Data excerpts
○ ○ ○ ○

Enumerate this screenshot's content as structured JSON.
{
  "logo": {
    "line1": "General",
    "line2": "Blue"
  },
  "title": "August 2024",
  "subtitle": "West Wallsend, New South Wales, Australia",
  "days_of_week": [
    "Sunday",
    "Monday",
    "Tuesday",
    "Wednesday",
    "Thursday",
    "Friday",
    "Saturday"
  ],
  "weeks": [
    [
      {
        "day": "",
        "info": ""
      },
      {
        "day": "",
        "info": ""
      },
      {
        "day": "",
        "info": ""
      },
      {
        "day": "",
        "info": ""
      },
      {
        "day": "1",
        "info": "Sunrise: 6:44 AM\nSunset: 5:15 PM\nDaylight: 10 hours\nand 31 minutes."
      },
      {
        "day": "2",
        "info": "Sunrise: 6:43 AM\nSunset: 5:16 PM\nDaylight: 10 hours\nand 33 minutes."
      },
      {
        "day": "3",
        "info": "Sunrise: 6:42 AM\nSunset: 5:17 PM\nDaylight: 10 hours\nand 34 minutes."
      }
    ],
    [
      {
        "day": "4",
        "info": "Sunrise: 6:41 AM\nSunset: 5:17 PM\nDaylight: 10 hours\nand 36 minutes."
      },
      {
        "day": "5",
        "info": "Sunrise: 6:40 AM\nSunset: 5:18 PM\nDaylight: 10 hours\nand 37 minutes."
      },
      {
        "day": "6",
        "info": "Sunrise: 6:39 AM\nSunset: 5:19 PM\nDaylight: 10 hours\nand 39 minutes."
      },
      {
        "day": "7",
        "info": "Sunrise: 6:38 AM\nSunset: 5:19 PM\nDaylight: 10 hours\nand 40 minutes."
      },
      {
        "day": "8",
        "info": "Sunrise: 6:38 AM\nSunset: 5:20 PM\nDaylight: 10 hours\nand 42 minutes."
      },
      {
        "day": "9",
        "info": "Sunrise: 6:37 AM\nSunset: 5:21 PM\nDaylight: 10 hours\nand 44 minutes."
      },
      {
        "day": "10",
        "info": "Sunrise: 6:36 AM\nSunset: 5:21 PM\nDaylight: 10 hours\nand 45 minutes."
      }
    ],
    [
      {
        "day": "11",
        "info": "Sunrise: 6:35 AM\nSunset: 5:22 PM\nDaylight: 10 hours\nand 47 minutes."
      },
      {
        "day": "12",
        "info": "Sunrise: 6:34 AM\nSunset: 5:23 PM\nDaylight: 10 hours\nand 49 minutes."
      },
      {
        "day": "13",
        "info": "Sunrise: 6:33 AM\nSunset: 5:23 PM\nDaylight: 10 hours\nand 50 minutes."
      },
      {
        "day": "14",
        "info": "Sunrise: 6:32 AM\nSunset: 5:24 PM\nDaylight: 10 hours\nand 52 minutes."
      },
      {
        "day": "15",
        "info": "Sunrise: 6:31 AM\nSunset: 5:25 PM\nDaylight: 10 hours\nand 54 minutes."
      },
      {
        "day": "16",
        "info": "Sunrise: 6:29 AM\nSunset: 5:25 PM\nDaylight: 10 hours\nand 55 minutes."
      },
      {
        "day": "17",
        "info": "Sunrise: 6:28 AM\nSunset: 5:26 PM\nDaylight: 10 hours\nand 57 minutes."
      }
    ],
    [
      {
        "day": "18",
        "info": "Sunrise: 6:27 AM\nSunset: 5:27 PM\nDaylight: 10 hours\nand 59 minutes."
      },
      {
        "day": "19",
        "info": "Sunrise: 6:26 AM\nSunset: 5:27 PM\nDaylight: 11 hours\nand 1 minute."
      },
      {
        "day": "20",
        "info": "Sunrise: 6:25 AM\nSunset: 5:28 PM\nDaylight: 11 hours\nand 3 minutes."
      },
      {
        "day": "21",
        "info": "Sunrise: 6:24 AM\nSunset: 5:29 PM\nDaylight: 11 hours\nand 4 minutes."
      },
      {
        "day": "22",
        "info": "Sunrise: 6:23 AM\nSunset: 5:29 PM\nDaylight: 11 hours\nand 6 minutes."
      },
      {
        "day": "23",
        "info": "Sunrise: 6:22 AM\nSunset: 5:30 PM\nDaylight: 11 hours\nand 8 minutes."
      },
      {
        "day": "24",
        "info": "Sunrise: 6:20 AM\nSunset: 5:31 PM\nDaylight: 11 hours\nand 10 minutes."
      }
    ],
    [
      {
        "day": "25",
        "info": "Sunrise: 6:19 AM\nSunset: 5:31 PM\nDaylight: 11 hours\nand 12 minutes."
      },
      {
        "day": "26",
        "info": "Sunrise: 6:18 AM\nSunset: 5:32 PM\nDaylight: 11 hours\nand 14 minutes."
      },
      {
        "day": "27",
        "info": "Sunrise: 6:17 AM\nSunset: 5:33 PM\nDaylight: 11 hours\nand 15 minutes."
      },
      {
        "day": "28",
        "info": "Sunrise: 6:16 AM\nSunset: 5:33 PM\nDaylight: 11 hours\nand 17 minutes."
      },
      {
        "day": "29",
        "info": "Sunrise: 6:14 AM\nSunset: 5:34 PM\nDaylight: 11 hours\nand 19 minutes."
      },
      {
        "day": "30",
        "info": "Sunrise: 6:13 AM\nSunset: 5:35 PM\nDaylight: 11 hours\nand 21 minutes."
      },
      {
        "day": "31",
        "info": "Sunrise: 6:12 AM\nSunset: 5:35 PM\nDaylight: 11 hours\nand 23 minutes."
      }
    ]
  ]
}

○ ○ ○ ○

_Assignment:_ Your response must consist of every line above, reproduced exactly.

_Output of the exercise:_
Enumerate this screenshot's content as structured JSON.
{
  "logo": {
    "line1": "General",
    "line2": "Blue"
  },
  "title": "August 2024",
  "subtitle": "West Wallsend, New South Wales, Australia",
  "days_of_week": [
    "Sunday",
    "Monday",
    "Tuesday",
    "Wednesday",
    "Thursday",
    "Friday",
    "Saturday"
  ],
  "weeks": [
    [
      {
        "day": "",
        "info": ""
      },
      {
        "day": "",
        "info": ""
      },
      {
        "day": "",
        "info": ""
      },
      {
        "day": "",
        "info": ""
      },
      {
        "day": "1",
        "info": "Sunrise: 6:44 AM\nSunset: 5:15 PM\nDaylight: 10 hours\nand 31 minutes."
      },
      {
        "day": "2",
        "info": "Sunrise: 6:43 AM\nSunset: 5:16 PM\nDaylight: 10 hours\nand 33 minutes."
      },
      {
        "day": "3",
        "info": "Sunrise: 6:42 AM\nSunset: 5:17 PM\nDaylight: 10 hours\nand 34 minutes."
      }
    ],
    [
      {
        "day": "4",
        "info": "Sunrise: 6:41 AM\nSunset: 5:17 PM\nDaylight: 10 hours\nand 36 minutes."
      },
      {
        "day": "5",
        "info": "Sunrise: 6:40 AM\nSunset: 5:18 PM\nDaylight: 10 hours\nand 37 minutes."
      },
      {
        "day": "6",
        "info": "Sunrise: 6:39 AM\nSunset: 5:19 PM\nDaylight: 10 hours\nand 39 minutes."
      },
      {
        "day": "7",
        "info": "Sunrise: 6:38 AM\nSunset: 5:19 PM\nDaylight: 10 hours\nand 40 minutes."
      },
      {
        "day": "8",
        "info": "Sunrise: 6:38 AM\nSunset: 5:20 PM\nDaylight: 10 hours\nand 42 minutes."
      },
      {
        "day": "9",
        "info": "Sunrise: 6:37 AM\nSunset: 5:21 PM\nDaylight: 10 hours\nand 44 minutes."
      },
      {
        "day": "10",
        "info": "Sunrise: 6:36 AM\nSunset: 5:21 PM\nDaylight: 10 hours\nand 45 minutes."
      }
    ],
    [
      {
        "day": "11",
        "info": "Sunrise: 6:35 AM\nSunset: 5:22 PM\nDaylight: 10 hours\nand 47 minutes."
      },
      {
        "day": "12",
        "info": "Sunrise: 6:34 AM\nSunset: 5:23 PM\nDaylight: 10 hours\nand 49 minutes."
      },
      {
        "day": "13",
        "info": "Sunrise: 6:33 AM\nSunset: 5:23 PM\nDaylight: 10 hours\nand 50 minutes."
      },
      {
        "day": "14",
        "info": "Sunrise: 6:32 AM\nSunset: 5:24 PM\nDaylight: 10 hours\nand 52 minutes."
      },
      {
        "day": "15",
        "info": "Sunrise: 6:31 AM\nSunset: 5:25 PM\nDaylight: 10 hours\nand 54 minutes."
      },
      {
        "day": "16",
        "info": "Sunrise: 6:29 AM\nSunset: 5:25 PM\nDaylight: 10 hours\nand 55 minutes."
      },
      {
        "day": "17",
        "info": "Sunrise: 6:28 AM\nSunset: 5:26 PM\nDaylight: 10 hours\nand 57 minutes."
      }
    ],
    [
      {
        "day": "18",
        "info": "Sunrise: 6:27 AM\nSunset: 5:27 PM\nDaylight: 10 hours\nand 59 minutes."
      },
      {
        "day": "19",
        "info": "Sunrise: 6:26 AM\nSunset: 5:27 PM\nDaylight: 11 hours\nand 1 minute."
      },
      {
        "day": "20",
        "info": "Sunrise: 6:25 AM\nSunset: 5:28 PM\nDaylight: 11 hours\nand 3 minutes."
      },
      {
        "day": "21",
        "info": "Sunrise: 6:24 AM\nSunset: 5:29 PM\nDaylight: 11 hours\nand 4 minutes."
      },
      {
        "day": "22",
        "info": "Sunrise: 6:23 AM\nSunset: 5:29 PM\nDaylight: 11 hours\nand 6 minutes."
      },
      {
        "day": "23",
        "info": "Sunrise: 6:22 AM\nSunset: 5:30 PM\nDaylight: 11 hours\nand 8 minutes."
      },
      {
        "day": "24",
        "info": "Sunrise: 6:20 AM\nSunset: 5:31 PM\nDaylight: 11 hours\nand 10 minutes."
      }
    ],
    [
      {
        "day": "25",
        "info": "Sunrise: 6:19 AM\nSunset: 5:31 PM\nDaylight: 11 hours\nand 12 minutes."
      },
      {
        "day": "26",
        "info": "Sunrise: 6:18 AM\nSunset: 5:32 PM\nDaylight: 11 hours\nand 14 minutes."
      },
      {
        "day": "27",
        "info": "Sunrise: 6:17 AM\nSunset: 5:33 PM\nDaylight: 11 hours\nand 15 minutes."
      },
      {
        "day": "28",
        "info": "Sunrise: 6:16 AM\nSunset: 5:33 PM\nDaylight: 11 hours\nand 17 minutes."
      },
      {
        "day": "29",
        "info": "Sunrise: 6:14 AM\nSunset: 5:34 PM\nDaylight: 11 hours\nand 19 minutes."
      },
      {
        "day": "30",
        "info": "Sunrise: 6:13 AM\nSunset: 5:35 PM\nDaylight: 11 hours\nand 21 minutes."
      },
      {
        "day": "31",
        "info": "Sunrise: 6:12 AM\nSunset: 5:35 PM\nDaylight: 11 hours\nand 23 minutes."
      }
    ]
  ]
}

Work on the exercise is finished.